DATA TO USE START

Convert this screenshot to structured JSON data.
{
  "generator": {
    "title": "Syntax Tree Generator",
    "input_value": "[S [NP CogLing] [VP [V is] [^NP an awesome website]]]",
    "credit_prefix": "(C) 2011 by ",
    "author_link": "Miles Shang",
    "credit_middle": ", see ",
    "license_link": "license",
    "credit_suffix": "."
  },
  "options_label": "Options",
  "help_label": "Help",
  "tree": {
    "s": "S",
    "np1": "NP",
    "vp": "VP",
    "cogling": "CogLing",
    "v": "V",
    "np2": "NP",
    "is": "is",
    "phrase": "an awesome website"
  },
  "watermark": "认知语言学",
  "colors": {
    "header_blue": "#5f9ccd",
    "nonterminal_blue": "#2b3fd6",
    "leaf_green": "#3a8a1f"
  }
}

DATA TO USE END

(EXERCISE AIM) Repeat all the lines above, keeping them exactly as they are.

(WRITTEN RESPONSE)
Convert this screenshot to structured JSON data.
{
  "generator": {
    "title": "Syntax Tree Generator",
    "input_value": "[S [NP CogLing] [VP [V is] [^NP an awesome website]]]",
    "credit_prefix": "(C) 2011 by ",
    "author_link": "Miles Shang",
    "credit_middle": ", see ",
    "license_link": "license",
    "credit_suffix": "."
  },
  "options_label": "Options",
  "help_label": "Help",
  "tree": {
    "s": "S",
    "np1": "NP",
    "vp": "VP",
    "cogling": "CogLing",
    "v": "V",
    "np2": "NP",
    "is": "is",
    "phrase": "an awesome website"
  },
  "watermark": "认知语言学",
  "colors": {
    "header_blue": "#5f9ccd",
    "nonterminal_blue": "#2b3fd6",
    "leaf_green": "#3a8a1f"
  }
}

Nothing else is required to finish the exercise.